Or consider the courtroom speech of a young Russian dissident.
An impenetrable barrier divides our society in two. All the money is concentrated at the top and no one up there is going to let it go. All that’s left at the bottom—and this is no exaggeration—is despair. Knowing that they have nothing to hope for, that no matter how hard they try, they cannot bring happiness to themselves or their families, Russian men take their aggression out on their wives, or drink themselves to death, or hang themselves. Russia has the world’s [second-] highest rate of suicide among men. As a result, a third of all Russian families are single mothers with their kids. I would like to know: Is this how we are protecting the institution of the family?
But the reality of Russia doesn’t matter, only the fantasy of a “Christian nationalist” nation to be contrasted to the supposed failures of our liberal society. And of course, as in a previous Western flirtation with Russian dictatorship, all of these people are “useful idiots” whose rants are shown on Russian state-controlled TV as propaganda to support Putin’s invasion.

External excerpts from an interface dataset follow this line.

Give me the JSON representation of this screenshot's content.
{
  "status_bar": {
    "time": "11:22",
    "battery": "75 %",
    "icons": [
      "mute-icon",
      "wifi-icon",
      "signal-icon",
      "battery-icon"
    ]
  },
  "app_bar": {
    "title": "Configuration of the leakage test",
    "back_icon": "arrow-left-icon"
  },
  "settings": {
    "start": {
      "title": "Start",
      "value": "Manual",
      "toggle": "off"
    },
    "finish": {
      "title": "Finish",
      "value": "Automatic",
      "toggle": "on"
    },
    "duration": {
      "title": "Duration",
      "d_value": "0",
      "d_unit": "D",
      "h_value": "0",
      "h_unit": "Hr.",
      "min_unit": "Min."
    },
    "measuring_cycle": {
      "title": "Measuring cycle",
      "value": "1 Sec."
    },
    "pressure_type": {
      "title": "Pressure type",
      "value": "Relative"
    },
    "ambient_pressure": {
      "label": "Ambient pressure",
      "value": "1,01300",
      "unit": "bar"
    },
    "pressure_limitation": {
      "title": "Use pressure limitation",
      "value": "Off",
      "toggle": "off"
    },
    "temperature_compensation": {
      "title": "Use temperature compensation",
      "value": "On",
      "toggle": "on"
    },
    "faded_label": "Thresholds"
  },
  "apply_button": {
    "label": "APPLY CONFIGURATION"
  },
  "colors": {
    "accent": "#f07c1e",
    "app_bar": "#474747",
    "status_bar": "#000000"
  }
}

To get an idea of what’s at stake for our domestic politics, check out the Twitter feed of Sohrab Ahmari, op-ed editor for the New York Post, which is basically a long nervous exchange between him and fellow Christian nationalist Adrian Vermeule downplaying the Ukrainians’ chances, mocking them for their “false hopes,” disparaging the motives and characters of Ukrainian leaders, engaging in moral equivalence between Putin and the West, and dismissing the vast and nearly unanimous outpouring of support for Ukraine as “herd mentality and liberal arrogance.”
It is as if they know the game is over. Putin’s murderous madness has already exposed the vicious inhumanity of the Christian nationalist and integralist models. How can a man who forces kindergarteners into bunkers claim any kind of moral high ground? But worse, every day that Ukraine holds out exposes the weakness of Putin’s social model. The nationalists like to thump their chests about returning to a stronger creed—but what if modern Western liberalism proves itself the stronger creed?
That is the secret fear that motivates Putin’s conservative apologists, and it is yet another reason we should support Ukraine and hope for the success of their cause.